Ireland can learn from poor handling of Savile complaints
In mid-January a special report by Alison Levitt QC, principal legal adviser to the director of public prosecutions in England and Wales, was published. The report dealt with how the Crown Prosecution Service handled four complaints of sexual abuse by Jimmy Savile. It is surprising that the report, and the response to it of director of public prosecutions Keir Starmer, have received such little coverage in Ireland.
The first of the four complaints against Savile was made to Surrey police in 2007 by a woman sexually abused by him in 1977 at a children’s home in Duncroft when she was 14 or 15. In the Surrey police’s investigations of her complaint, two more allegations came to light: one that in 1973 Savile sexually assaulted another 14-year-old girl at Stoke Mandeville Hospital, and another that in the 1970s he suggested to a 17-year-old in Duncroft Children’s Home that she perform a sexual act on him.
Separately, in March 2008, a complaint was made to Sussex police alleging that in about 1970 Savile sexually assaulted a young woman in her early 20s in a caravan. While this complaint was being investigated, Sussex police became aware of the Surrey police investigation, and vice versa.
Reluctant to give evidence
When the investigation files were sent to the Crown Prosecution Service for consideration, it was decided not to proceed with prosecutions because the women were “not prepared to support police action”. They did not want to go to court, were reluctant to give evidence and, it seems, intimidated by his celebrity.
Levitt reviewed the files on the original investigations in 2007 and 2008, spoke to some of the police and the prosecution service official involved, and also to three of the four women who made complaints. She found nothing to suggest the decisions not to prosecute were consciously influenced by any improper motive.
However, she found the police and prosecutor treated the complainants and their accounts “with a degree of caution which was neither justified nor required”.
Among the consequences of this unjustified caution were the decision of Surrey police not to tell each of the women that other complaints had been made, and the fact that Sussex police told the women whose complaints they were investigating that corroboration was needed. Levitt was also critical of the fact the person making the decision on the files in the Crown Prosecution Service, when told by the police that the complaints did not support prosecution, did “not probe this or seek to build a prosecution” otherwise.
The women told Levitt in 2012 that if they had been given more information in 2007 and, in particular, if they had been told other women had complained about Savile, they would probably have been prepared to give evidence.
Levitt’s ultimate conclusion is that had the police and prosecution taken a different approach, a prosecution might have been possible in relation to three of the four allegations.
Her report is impressive but the reaction of Starmer is even more interesting. He apologised for the shortcomings in his office’s handling of the cases but drew a wider message for other cases involving victims of sex abuse.

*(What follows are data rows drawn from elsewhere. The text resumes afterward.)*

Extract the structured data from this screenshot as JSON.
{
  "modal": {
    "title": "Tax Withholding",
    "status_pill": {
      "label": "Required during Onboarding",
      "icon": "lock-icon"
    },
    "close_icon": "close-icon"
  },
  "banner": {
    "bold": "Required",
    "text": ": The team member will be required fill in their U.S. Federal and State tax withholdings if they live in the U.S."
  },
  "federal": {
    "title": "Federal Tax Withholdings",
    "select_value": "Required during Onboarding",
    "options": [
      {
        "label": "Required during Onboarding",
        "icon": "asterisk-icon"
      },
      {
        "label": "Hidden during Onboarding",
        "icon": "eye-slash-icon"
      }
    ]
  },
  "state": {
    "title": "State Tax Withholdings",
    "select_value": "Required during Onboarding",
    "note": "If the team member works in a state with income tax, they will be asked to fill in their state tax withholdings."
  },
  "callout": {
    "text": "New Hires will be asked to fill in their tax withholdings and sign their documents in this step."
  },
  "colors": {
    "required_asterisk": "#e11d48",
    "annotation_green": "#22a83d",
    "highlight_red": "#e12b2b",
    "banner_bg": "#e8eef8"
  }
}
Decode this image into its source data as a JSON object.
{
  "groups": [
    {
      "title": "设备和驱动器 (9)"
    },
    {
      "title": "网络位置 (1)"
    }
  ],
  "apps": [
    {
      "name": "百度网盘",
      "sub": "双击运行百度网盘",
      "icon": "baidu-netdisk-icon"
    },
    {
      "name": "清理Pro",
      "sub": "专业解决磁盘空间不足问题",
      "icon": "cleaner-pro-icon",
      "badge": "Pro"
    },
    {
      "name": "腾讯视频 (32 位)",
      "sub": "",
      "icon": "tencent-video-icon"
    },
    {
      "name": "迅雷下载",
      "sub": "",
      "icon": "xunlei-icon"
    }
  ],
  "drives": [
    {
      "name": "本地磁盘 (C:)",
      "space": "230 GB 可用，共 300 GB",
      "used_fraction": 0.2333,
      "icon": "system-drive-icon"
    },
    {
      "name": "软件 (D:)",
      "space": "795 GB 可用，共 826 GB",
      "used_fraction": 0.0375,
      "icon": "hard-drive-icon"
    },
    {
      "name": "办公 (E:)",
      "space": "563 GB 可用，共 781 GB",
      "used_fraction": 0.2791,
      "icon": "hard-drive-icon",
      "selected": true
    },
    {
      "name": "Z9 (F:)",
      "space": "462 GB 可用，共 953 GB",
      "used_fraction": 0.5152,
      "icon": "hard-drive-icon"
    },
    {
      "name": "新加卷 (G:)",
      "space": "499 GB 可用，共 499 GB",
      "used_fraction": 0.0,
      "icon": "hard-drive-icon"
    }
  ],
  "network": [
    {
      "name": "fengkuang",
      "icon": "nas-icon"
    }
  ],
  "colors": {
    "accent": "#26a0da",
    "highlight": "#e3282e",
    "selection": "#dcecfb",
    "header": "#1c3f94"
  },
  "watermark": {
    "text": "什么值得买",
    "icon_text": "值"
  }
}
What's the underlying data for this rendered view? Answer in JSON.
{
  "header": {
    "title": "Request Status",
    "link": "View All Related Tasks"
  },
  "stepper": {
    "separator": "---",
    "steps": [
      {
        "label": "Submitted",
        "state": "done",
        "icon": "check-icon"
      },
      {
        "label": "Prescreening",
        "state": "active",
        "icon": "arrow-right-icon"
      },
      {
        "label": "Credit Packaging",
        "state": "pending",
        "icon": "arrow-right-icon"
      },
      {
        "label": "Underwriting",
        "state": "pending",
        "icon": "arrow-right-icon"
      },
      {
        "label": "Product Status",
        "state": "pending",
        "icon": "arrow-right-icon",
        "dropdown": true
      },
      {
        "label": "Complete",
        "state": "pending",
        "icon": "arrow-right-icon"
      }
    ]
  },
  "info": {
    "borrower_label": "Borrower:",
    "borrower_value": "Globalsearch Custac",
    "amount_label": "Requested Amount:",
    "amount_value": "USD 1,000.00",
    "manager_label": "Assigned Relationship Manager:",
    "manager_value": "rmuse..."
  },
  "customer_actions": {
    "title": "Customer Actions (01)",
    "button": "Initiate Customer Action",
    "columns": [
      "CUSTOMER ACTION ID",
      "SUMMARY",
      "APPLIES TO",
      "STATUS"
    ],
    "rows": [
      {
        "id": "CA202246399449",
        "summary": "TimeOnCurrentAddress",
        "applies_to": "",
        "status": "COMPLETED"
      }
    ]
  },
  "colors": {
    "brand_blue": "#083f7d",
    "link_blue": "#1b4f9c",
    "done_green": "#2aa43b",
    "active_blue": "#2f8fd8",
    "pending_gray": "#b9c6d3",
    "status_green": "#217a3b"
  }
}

Starmer said the report on the handling of the Savile complaints should be a watershed moment, adding: “In my view, these cases do not simply reflect errors of judgment by individual officers or prosecutors . . . These were errors of judgment by experienced and committed police officers and a prosecuting lawyer acting in good faith and attempting to apply the correct principles. That makes the findings of Ms Levitt’s report more profound and calls for a more robust response.”
In Starmer’s view, police and prosecutors approach sexual assault cases differently from other cases, exercising an unjustified degree of caution. This, he says, can mean a prosecution for a true complaint may not take place.
Those complaining of sexual offences, Starmer says, are “being subjected to a different and, in reality, more rigorous test”. Some people feel, he said, that for sexual offences where it is “one person’s word against another’s” and there is little other evidence, no prosecution should be brought. This, he points out, ignores the reality that sexual offences do not usually take place in front of witnesses or result in meaningful scientific evidence.
Starmer argues for a dramatic change in the approach to credibility in sexual assault cases. New guidelines are to be introduced. For historical complaints, joint policing and prosecution service panels are being established to advise on reinvestigating complaints. It could reopen thousands of cases.
The Jimmy Savile revelations have forced change in the handling of such cases in England and Wales. These changes raise interesting issues for lawyers, police and policymakers in Ireland.